(Data records for software interfaces)

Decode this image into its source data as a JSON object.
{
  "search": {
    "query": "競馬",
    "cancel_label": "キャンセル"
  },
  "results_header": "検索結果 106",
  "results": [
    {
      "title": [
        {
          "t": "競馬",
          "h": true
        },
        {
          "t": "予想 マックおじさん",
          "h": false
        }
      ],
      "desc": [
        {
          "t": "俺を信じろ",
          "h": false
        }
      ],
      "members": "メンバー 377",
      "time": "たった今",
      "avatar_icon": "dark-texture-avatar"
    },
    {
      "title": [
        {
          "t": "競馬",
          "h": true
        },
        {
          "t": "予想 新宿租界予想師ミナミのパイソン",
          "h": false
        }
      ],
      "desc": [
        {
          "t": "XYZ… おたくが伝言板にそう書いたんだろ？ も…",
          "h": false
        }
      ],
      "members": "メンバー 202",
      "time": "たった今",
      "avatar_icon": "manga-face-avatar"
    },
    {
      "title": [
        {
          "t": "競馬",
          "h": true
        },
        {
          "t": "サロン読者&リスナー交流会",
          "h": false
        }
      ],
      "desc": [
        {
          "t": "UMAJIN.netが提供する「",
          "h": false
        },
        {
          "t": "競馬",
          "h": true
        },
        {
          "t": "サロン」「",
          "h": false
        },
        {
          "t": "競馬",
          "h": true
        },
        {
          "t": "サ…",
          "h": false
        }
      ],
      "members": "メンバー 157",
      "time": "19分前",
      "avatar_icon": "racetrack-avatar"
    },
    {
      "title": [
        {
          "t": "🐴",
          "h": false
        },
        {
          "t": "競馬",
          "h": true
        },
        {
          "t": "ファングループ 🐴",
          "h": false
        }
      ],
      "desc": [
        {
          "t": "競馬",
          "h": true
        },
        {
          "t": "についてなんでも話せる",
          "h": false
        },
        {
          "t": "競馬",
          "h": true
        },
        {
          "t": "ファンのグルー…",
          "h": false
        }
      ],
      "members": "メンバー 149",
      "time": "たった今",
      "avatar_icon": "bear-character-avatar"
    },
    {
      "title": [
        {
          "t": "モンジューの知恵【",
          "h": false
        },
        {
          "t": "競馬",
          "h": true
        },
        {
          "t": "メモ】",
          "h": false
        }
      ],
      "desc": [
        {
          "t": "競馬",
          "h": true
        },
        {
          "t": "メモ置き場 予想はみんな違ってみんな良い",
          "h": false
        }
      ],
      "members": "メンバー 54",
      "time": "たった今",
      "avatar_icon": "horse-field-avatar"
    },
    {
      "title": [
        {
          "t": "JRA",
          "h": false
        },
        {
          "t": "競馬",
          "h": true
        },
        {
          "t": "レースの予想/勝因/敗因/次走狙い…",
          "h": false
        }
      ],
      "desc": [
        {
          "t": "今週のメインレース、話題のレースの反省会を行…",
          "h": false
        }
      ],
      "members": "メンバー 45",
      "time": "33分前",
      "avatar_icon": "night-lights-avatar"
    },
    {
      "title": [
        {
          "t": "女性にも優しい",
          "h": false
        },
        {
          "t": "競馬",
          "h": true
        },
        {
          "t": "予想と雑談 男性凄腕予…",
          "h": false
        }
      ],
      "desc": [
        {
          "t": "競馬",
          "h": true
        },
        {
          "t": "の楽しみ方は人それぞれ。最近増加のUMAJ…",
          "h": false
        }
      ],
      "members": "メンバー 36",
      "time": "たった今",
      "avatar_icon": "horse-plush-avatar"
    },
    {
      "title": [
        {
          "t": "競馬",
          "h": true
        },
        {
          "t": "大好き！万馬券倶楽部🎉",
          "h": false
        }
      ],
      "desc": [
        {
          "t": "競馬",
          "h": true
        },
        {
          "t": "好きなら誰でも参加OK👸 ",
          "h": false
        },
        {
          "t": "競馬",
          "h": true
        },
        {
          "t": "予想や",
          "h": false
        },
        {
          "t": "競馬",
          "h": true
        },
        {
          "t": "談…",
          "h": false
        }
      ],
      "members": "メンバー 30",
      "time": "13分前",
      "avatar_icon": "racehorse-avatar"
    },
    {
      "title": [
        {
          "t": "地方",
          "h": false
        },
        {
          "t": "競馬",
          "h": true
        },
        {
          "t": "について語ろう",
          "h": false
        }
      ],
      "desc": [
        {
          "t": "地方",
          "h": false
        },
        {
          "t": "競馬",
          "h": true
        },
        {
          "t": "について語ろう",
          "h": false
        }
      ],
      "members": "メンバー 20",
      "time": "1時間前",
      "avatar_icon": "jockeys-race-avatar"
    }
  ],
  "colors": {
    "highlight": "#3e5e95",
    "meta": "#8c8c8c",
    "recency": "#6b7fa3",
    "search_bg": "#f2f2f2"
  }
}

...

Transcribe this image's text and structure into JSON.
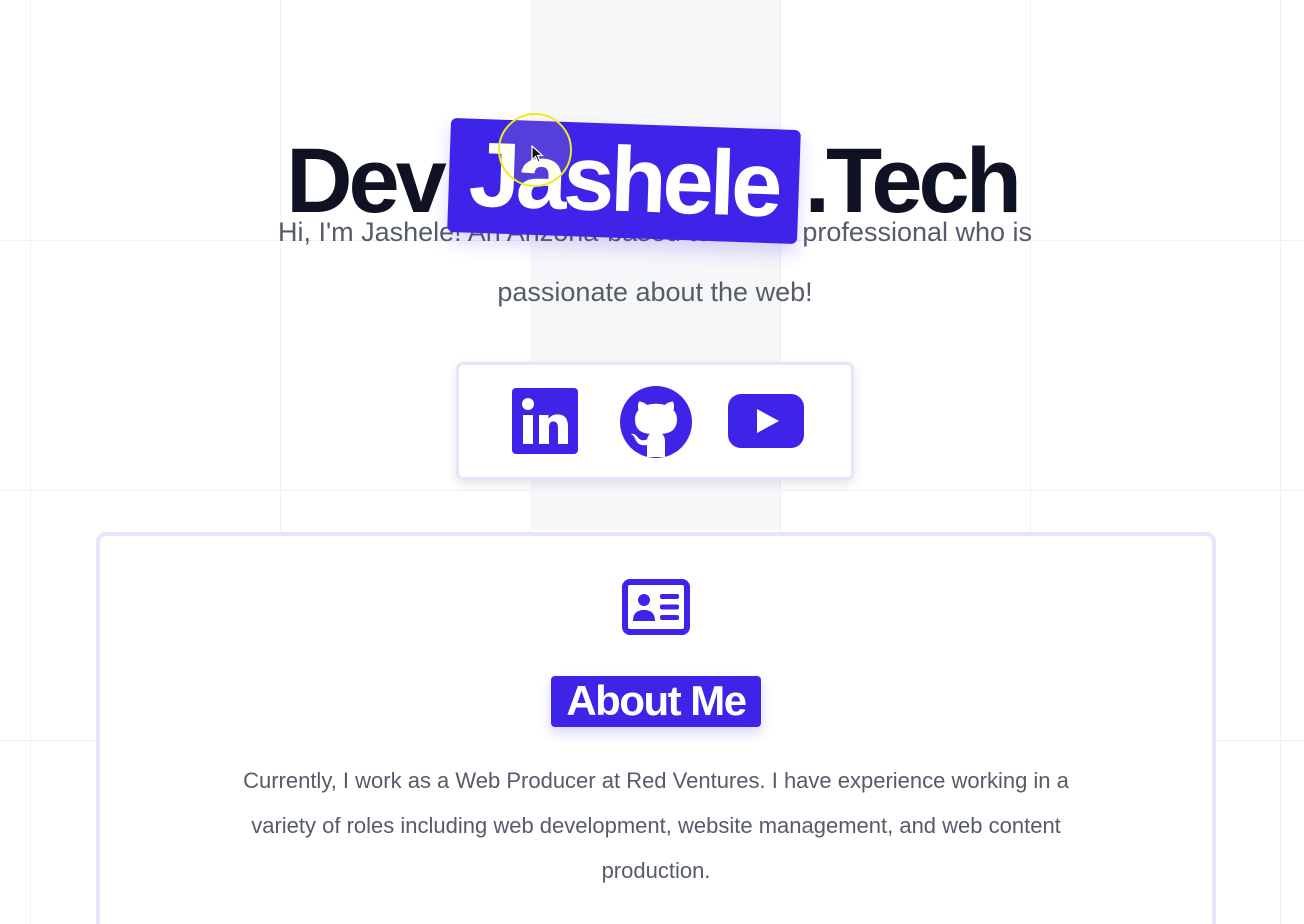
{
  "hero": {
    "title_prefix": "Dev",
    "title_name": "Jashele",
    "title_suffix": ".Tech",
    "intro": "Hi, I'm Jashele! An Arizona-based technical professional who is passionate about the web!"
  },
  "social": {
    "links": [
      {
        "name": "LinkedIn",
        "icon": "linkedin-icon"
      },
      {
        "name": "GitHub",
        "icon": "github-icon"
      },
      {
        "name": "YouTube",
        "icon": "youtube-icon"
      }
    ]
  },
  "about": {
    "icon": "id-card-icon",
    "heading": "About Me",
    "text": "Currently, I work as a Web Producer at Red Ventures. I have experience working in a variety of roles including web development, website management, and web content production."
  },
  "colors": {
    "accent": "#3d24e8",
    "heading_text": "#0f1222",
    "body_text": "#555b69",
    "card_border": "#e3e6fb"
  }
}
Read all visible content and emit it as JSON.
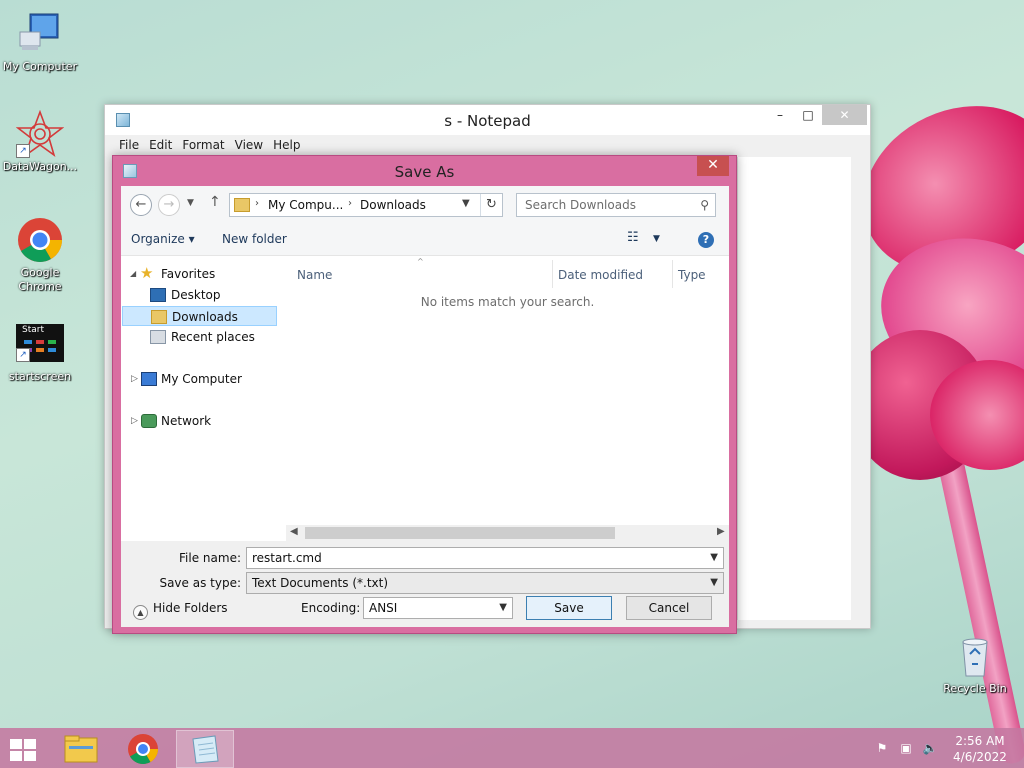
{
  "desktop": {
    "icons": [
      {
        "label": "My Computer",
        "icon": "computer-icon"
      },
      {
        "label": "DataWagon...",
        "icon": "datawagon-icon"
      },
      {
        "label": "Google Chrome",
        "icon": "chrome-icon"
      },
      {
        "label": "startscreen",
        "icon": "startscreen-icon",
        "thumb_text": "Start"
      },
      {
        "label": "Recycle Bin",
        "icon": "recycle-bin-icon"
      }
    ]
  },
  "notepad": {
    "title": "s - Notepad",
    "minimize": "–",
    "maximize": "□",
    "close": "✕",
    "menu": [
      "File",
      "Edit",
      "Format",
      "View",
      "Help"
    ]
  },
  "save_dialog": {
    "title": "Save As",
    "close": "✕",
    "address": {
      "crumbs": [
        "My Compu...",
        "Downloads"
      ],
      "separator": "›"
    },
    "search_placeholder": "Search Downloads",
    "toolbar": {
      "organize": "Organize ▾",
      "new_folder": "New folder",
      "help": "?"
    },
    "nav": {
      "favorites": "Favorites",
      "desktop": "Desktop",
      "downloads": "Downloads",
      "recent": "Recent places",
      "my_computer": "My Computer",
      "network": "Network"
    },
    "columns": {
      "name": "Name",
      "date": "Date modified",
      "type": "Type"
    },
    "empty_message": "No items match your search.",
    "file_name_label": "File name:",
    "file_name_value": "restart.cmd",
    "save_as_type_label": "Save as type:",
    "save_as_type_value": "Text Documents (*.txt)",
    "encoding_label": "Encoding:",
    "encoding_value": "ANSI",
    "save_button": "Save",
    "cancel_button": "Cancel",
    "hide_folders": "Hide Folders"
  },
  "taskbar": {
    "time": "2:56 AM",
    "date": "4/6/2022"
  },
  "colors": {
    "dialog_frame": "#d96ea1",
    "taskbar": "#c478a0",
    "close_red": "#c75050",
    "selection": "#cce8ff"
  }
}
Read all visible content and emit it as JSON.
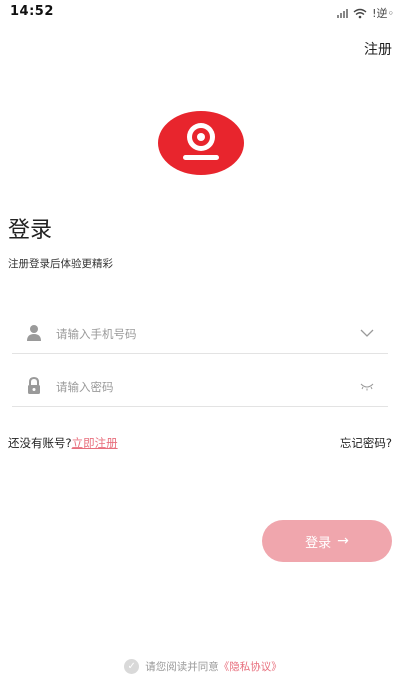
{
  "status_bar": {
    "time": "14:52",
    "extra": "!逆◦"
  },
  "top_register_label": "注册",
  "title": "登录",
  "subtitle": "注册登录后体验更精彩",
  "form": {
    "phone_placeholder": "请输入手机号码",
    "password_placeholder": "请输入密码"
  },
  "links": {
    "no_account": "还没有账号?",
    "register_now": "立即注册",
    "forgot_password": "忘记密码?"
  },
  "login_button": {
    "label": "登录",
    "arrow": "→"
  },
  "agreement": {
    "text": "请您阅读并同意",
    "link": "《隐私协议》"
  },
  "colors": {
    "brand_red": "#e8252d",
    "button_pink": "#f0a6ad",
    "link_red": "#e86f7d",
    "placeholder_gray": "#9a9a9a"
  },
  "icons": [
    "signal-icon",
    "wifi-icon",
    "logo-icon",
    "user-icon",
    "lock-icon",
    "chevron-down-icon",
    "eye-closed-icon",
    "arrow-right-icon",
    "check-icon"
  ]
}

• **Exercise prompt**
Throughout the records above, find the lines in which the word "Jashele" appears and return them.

• **Answer**
    "title_name": "Jashele",
    "intro": "Hi, I'm Jashele! An Arizona-based technical professional who is passionate about the web!"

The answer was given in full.